(Dataset rows describing interfaces)

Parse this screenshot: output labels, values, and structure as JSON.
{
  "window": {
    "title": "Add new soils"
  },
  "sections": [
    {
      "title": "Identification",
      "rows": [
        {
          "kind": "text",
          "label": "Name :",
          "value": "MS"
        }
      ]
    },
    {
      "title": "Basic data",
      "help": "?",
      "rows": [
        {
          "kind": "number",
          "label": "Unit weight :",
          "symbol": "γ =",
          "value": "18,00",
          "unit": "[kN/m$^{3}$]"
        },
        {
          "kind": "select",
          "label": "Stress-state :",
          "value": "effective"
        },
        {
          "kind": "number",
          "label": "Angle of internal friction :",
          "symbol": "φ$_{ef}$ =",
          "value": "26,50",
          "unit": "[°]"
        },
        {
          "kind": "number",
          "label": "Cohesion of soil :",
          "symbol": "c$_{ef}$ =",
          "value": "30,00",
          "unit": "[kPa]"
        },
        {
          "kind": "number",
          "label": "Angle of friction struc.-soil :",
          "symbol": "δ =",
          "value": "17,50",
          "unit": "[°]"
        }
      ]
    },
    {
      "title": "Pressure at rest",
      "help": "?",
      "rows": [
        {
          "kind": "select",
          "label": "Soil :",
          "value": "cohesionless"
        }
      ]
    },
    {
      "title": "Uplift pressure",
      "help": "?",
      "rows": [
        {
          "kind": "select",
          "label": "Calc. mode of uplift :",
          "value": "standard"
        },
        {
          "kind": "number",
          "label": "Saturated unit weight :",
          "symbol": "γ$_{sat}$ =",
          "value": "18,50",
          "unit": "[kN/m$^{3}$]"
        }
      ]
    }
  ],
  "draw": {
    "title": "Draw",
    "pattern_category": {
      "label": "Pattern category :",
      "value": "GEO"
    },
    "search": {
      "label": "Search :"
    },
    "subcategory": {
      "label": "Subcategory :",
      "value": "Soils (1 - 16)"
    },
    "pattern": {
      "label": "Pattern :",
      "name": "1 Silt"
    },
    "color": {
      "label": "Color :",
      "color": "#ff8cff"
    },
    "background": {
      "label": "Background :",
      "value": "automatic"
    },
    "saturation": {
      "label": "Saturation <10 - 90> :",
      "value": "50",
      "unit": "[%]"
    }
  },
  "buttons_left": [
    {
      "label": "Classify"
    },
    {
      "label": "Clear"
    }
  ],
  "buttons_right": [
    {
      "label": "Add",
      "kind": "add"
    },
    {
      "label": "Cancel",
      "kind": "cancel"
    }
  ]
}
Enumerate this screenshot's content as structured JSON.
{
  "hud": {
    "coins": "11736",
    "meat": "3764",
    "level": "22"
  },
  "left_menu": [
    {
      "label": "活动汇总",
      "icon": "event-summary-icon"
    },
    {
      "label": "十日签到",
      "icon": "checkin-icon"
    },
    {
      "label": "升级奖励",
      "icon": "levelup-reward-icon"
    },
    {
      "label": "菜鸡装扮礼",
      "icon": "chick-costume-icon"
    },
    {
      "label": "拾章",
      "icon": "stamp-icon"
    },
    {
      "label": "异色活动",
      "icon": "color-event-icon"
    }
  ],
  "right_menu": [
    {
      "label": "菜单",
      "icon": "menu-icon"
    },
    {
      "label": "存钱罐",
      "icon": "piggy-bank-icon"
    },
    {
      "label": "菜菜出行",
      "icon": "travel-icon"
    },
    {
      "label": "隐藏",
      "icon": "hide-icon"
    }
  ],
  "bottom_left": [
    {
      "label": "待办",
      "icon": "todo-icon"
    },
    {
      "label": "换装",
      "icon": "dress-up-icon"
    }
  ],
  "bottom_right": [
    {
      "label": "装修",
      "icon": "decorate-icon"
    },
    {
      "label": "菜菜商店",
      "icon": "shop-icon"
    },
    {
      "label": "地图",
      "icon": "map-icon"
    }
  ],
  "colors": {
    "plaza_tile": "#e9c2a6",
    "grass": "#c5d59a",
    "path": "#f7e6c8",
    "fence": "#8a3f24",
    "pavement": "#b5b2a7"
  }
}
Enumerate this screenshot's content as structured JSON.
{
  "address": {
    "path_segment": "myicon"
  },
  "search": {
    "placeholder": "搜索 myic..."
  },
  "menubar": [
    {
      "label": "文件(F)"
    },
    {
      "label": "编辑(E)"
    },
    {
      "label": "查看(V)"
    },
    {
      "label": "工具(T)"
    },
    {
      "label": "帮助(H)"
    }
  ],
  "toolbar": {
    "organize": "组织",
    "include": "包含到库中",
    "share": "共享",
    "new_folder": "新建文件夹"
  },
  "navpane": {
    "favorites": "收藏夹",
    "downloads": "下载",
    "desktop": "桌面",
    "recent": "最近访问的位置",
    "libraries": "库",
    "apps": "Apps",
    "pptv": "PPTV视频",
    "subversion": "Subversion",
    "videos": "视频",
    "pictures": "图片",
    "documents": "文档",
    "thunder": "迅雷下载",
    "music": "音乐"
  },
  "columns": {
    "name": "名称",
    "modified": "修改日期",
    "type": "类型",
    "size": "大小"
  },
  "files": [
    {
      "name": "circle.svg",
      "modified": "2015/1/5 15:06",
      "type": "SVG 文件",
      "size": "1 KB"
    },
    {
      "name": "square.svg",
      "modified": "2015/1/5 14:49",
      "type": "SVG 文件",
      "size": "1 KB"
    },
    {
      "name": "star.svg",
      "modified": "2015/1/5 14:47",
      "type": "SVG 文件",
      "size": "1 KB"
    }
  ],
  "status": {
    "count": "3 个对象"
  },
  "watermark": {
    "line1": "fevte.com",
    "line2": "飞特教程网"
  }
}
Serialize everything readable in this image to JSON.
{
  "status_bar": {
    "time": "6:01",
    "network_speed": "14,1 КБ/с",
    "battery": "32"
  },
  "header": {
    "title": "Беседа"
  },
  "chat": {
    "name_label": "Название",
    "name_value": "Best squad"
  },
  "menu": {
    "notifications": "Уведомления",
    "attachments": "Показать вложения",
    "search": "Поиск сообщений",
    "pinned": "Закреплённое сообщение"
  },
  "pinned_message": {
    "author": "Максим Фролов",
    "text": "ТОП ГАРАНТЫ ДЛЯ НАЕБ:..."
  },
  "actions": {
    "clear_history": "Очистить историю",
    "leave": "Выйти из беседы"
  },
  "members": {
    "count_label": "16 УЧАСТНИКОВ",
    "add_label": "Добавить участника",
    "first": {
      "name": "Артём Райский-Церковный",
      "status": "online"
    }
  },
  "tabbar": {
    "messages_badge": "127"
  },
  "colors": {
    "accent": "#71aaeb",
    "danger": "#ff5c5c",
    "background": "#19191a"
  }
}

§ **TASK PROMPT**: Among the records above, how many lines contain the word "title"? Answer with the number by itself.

§ **EXERCISE SOLUTION**: 7